Every line of the following records that includes "image" should be copied.

Dataset rows for apps and sites:
++++
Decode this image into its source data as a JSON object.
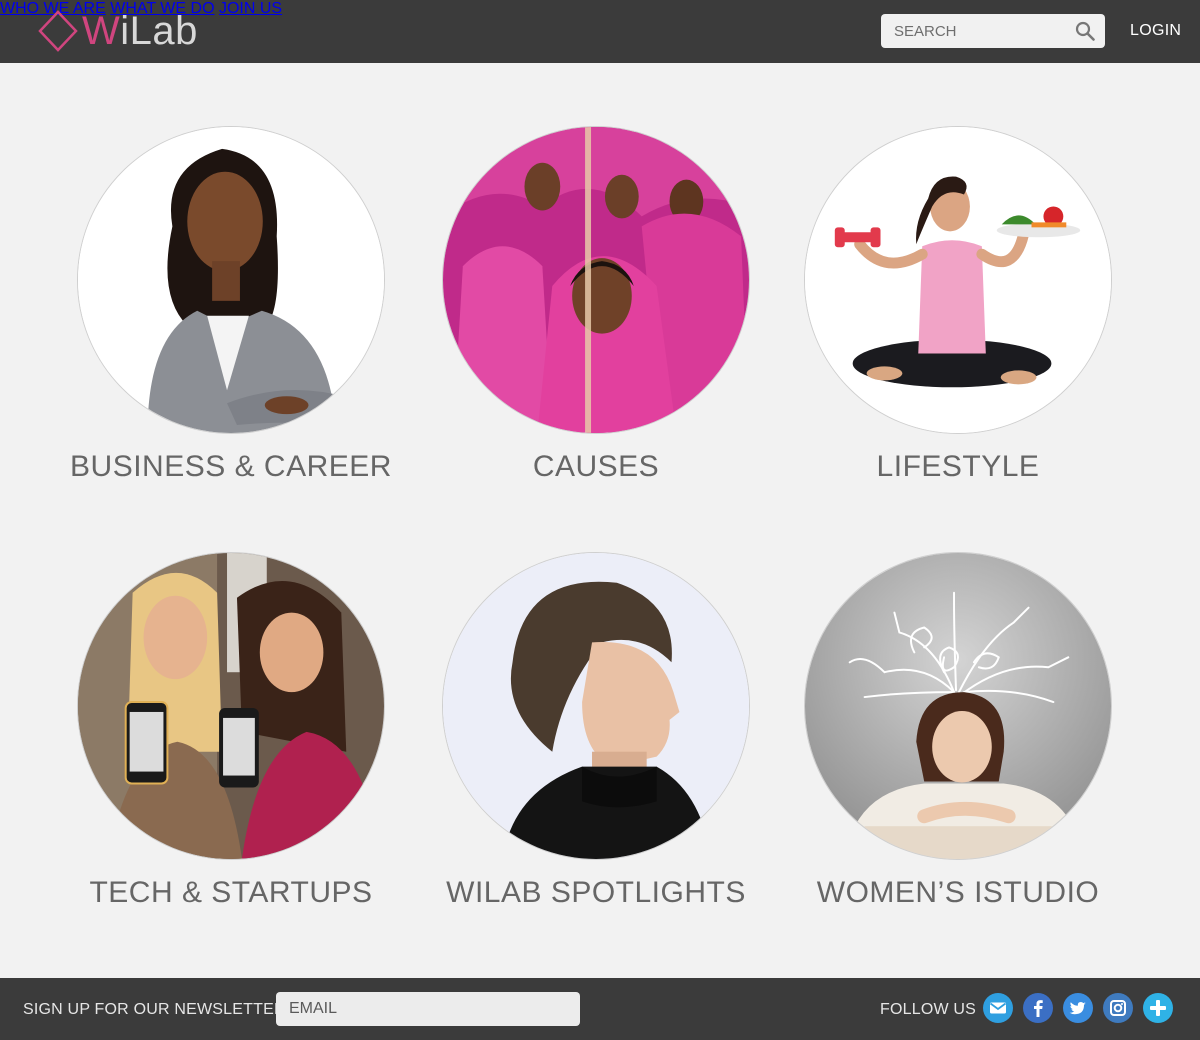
{
  "header": {
    "logo": {
      "w": "W",
      "rest": "iLab",
      "accent": "#d0457f"
    },
    "nav": [
      {
        "label": "WHO WE ARE"
      },
      {
        "label": "WHAT WE DO"
      },
      {
        "label": "JOIN US"
      }
    ],
    "search": {
      "placeholder": "SEARCH",
      "icon": "search-icon"
    },
    "login": "LOGIN"
  },
  "tiles": [
    {
      "label": "BUSINESS & CAREER",
      "image": "businesswoman-portrait"
    },
    {
      "label": "CAUSES",
      "image": "women-in-pink-saris"
    },
    {
      "label": "LIFESTYLE",
      "image": "yoga-woman-with-dumbbell-and-vegetables"
    },
    {
      "label": "TECH & STARTUPS",
      "image": "two-women-holding-phones"
    },
    {
      "label": "WILAB SPOTLIGHTS",
      "image": "woman-profile-black-turtleneck"
    },
    {
      "label": "WOMEN’S ISTUDIO",
      "image": "thinking-woman-with-arrows"
    }
  ],
  "footer": {
    "newsletter_label": "SIGN UP FOR OUR NEWSLETTER",
    "email_placeholder": "EMAIL",
    "follow_label": "FOLLOW US",
    "social": [
      "mail-icon",
      "facebook-icon",
      "twitter-icon",
      "instagram-icon",
      "plus-icon"
    ]
  },
  "colors": {
    "header_bg": "#3b3b3b",
    "page_bg": "#f2f2f2",
    "brand_pink": "#d0457f",
    "social_blue": "#2f9fe0"
  }
}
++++
Result of this exercise:
Decode this image into its source data as a JSON object.
      "image": "businesswoman-portrait"
      "image": "women-in-pink-saris"
      "image": "yoga-woman-with-dumbbell-and-vegetables"
      "image": "two-women-holding-phones"
      "image": "woman-profile-black-turtleneck"
      "image": "thinking-woman-with-arrows"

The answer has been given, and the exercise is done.